You have decided to take a leap of faith and start your own business. After many late nights and lengthy discussions you have developed a sound business plan that is sure to succeed. Maybe you have even spoken to your accountant who suggested that you form a limited liability company (LLC), but is it really worth the cost? The short answer, YES!
Every new business owner will receive unsolicited advice, some good and some bad. One common tip for the up and coming entrepreneur is to form an LLC, but why?
Although forming a corporation or an LLC is a common suggestion, many people do not understand how important it really is. Unfortunately, many first time business owners either believe they are too busy to create an LLC - or do not think it is worth the cost - but, failing to create an LLC can put you and your personal assets at unnecessary financial risk.
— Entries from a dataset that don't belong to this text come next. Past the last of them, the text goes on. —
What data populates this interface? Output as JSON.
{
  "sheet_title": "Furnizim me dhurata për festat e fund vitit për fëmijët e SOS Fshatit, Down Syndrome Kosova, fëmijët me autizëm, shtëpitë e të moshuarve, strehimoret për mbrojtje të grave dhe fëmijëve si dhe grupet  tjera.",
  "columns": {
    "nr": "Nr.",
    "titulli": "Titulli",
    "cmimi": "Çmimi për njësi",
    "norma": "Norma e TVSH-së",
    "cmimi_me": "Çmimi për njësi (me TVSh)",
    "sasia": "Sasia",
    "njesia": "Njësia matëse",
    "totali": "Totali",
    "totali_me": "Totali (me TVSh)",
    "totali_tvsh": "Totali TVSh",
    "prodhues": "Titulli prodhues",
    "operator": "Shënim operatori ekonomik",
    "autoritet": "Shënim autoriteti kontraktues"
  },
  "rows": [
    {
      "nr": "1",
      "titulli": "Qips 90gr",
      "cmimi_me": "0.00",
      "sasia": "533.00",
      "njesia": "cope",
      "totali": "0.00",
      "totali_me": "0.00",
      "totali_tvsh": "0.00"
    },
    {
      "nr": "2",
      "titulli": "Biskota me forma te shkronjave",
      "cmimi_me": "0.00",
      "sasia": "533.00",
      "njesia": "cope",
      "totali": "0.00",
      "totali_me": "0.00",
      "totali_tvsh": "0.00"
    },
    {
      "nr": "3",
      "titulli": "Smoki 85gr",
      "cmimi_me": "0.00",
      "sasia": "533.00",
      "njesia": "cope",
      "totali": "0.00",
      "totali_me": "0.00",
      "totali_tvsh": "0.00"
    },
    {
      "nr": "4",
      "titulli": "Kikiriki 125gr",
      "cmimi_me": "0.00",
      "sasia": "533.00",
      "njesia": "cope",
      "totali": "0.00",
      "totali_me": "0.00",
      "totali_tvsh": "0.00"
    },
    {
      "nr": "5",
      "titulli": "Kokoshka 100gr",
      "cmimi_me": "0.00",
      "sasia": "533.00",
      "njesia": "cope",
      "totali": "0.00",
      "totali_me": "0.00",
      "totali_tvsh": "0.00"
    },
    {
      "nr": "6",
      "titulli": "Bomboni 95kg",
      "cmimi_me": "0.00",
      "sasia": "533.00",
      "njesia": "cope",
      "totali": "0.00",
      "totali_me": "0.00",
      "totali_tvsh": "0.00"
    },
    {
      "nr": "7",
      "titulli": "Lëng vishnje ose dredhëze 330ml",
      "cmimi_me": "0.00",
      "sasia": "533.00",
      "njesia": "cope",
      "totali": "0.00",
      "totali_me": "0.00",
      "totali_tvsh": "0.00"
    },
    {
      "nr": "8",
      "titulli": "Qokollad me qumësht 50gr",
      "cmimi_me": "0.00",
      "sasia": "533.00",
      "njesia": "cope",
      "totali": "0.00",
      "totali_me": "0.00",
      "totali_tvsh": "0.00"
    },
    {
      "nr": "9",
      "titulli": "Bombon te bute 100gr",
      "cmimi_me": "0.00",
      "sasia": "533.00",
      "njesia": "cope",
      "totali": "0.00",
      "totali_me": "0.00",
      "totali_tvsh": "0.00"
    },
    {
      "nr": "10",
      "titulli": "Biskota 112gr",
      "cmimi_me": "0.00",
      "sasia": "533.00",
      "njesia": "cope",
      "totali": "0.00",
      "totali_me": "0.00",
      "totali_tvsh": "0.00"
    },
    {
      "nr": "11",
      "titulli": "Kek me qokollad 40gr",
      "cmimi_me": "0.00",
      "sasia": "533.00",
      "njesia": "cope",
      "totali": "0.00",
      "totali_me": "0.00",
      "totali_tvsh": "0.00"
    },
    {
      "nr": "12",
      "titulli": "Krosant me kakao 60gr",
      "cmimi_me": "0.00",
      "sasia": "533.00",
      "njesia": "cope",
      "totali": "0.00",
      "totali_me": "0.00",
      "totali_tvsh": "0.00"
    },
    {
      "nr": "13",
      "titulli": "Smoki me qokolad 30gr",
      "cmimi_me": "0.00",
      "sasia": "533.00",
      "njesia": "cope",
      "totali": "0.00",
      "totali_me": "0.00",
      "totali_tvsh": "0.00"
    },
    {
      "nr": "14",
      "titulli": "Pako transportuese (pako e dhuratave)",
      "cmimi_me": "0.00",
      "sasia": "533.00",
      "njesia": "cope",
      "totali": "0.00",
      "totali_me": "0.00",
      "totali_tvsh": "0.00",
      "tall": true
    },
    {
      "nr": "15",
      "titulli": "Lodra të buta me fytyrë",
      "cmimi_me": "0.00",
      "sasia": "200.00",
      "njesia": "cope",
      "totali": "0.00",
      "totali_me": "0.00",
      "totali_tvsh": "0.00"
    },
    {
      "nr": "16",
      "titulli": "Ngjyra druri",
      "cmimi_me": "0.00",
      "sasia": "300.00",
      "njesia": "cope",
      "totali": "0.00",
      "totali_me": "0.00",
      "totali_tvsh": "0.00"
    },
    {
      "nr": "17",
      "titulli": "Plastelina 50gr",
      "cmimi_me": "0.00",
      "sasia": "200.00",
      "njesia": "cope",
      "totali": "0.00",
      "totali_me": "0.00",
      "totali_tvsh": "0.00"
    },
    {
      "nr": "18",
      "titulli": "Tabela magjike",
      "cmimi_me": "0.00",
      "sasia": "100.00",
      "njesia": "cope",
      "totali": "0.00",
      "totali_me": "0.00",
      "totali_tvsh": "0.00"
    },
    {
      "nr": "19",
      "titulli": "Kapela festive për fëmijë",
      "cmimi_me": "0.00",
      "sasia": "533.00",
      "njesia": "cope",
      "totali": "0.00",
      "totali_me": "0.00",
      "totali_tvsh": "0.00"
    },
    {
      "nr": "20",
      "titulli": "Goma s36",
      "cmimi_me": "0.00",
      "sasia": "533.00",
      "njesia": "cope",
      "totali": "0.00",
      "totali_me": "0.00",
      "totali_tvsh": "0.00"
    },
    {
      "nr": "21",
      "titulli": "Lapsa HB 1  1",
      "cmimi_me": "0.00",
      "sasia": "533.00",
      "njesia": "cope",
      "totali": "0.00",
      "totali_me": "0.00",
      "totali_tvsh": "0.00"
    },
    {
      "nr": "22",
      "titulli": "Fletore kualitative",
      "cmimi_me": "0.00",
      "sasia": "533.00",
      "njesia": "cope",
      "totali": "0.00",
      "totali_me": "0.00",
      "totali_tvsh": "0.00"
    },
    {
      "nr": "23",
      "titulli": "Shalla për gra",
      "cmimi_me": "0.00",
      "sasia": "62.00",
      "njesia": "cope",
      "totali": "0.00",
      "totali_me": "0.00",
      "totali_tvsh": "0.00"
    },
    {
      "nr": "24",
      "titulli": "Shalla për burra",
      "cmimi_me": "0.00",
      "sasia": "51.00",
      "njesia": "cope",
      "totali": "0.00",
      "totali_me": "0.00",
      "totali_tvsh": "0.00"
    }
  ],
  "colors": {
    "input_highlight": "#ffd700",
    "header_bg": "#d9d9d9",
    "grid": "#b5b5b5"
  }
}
The primary purpose of forming an LLC is to limit the personal liability of the owners (members) of the business. The law treats an LLC as a “person” separate from its members. An LLC can own property, enter into contracts, and otherwise conduct business in its own name. If a business is not organized as an LLC or a corporation, that business is treated as a sole proprietorship or a partnership, and judgments and claims against the business can be satisfied out of the personal assets of the owners (your personal bank accounts, homes, and other personal property. A lawsuit against a sole proprietorship or a partnership could put the owners’ personal assets at risk.
Forming an LLC provides its members with what is commonly referred to as a “liability shield” that, generally speaking, protects its members from having personal liability from the judgments or debts of the LLC. Except in limited circumstances where the owning member has guaranteed the LLC debt for example, a lawsuit or claim against the LLC can only be satisfied out of the assets owned by the LLC. In essence, only LLC assets are at risk.
Another advantage of forming an LLC is that the LLC and the assets owned by the LLC are distinct and separate from the members themselves. This allows the members to explicitly lay out their rights in the LLC and its property. Rather than commingling assets, a common problem in sole proprietorships and general partnerships, members of an LLC by way of a properly drafted operating agreement, may set out the rights, duties, and expectations of each member with respect to the governance of the LLC and its assets. Many of the important rights that can be agreed on at creation include: distribution of profits, dealing with succession, dividing multiple lines of business, and managerial control.
The cost and time necessary to form an LLC is minimal compared to the possible liability that waits in the future if you do not protect yourself now. Forming an LLC now protects you and your personal assets from those unexpected claims in the future. Do not put your family and personal assets at risk. Speak to a professional about the benefits of an LLC.
Published by Davis W. Puryear on February 27, 2018.